**Required action:**
Whenever a line below includes the string "text", show it.

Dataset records
○ ○ ○ ○ ○

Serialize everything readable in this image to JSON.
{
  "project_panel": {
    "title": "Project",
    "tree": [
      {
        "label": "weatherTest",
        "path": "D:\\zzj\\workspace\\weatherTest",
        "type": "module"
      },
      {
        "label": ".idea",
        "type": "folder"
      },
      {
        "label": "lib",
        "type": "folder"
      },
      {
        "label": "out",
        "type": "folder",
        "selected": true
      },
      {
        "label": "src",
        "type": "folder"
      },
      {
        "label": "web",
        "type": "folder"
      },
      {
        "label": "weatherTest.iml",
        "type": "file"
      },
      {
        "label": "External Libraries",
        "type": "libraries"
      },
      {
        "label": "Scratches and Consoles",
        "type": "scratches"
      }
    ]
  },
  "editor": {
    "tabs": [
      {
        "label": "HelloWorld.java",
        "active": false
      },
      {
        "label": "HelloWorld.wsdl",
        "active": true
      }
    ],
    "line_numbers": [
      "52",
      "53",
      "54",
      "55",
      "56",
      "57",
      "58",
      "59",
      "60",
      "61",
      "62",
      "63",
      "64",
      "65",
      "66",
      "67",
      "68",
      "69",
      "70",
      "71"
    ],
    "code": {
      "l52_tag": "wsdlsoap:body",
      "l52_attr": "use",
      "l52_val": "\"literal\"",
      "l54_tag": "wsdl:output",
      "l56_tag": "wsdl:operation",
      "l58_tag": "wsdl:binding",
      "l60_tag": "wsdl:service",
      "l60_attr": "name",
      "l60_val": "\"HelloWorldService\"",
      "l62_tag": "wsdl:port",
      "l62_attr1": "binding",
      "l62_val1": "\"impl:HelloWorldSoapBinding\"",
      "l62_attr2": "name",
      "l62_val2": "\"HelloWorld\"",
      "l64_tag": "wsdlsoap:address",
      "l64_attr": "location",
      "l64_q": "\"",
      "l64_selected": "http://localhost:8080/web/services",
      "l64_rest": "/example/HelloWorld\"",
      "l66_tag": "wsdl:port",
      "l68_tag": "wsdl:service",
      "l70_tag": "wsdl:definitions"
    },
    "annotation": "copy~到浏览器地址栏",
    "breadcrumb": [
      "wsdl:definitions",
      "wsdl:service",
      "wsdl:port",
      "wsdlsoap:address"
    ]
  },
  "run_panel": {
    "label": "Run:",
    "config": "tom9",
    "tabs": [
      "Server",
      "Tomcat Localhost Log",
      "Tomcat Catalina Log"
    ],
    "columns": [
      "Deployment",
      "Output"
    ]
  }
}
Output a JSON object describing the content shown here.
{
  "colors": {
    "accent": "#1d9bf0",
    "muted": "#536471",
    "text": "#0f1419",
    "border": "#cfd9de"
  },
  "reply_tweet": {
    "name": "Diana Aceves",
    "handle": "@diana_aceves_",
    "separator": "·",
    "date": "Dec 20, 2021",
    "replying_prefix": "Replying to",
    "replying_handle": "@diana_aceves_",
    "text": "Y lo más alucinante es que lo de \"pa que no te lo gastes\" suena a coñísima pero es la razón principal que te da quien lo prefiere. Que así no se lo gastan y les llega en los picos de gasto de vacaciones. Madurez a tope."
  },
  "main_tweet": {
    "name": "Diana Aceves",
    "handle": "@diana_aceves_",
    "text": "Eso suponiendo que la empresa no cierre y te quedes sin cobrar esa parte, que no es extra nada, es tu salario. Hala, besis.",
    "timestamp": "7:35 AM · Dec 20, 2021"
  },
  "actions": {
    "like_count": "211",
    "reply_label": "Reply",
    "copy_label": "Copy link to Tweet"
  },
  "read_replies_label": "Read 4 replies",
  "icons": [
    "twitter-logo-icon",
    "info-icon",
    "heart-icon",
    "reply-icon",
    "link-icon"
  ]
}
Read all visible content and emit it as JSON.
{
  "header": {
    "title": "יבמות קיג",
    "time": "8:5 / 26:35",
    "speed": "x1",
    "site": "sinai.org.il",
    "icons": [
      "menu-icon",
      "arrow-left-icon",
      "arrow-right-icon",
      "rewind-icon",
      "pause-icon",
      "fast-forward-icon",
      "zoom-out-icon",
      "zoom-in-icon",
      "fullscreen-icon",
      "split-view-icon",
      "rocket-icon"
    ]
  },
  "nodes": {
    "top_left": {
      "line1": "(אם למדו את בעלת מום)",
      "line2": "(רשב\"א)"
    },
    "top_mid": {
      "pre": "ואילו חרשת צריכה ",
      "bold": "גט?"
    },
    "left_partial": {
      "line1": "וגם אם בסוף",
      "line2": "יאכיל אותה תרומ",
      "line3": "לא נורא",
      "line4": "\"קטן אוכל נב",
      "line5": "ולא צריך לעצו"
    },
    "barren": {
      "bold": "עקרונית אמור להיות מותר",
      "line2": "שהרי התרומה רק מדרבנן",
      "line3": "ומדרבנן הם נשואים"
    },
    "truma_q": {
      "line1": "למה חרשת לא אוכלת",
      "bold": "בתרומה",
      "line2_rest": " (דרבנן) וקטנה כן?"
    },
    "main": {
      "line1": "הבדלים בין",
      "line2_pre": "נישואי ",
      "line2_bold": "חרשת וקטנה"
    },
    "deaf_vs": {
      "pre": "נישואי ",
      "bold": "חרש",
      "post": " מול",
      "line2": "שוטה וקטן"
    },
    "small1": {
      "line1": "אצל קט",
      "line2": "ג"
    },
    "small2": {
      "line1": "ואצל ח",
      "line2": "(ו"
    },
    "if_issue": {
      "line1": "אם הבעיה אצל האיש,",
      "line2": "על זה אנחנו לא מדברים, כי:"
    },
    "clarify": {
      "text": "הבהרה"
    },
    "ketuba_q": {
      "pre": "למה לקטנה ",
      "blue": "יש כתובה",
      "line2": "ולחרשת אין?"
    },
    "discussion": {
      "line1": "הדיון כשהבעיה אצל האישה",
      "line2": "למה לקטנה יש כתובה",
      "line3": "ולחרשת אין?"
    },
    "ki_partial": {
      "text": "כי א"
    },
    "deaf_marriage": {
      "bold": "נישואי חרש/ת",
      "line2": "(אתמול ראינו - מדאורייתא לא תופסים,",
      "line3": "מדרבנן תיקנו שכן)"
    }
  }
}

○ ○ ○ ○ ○

**Completed task:**
    "text": "#0f1419",
    "text": "Y lo más alucinante es que lo de \"pa que no te lo gastes\" suena a coñísima pero es la razón principal que te da quien lo prefiere. Que así no se lo gastan y les llega en los picos de gasto de vacaciones. Madurez a tope."
    "text": "Eso suponiendo que la empresa no cierre y te quedes sin cobrar esa parte, que no es extra nada, es tu salario. Hala, besis.",
      "text": "הבהרה"
      "text": "כי א"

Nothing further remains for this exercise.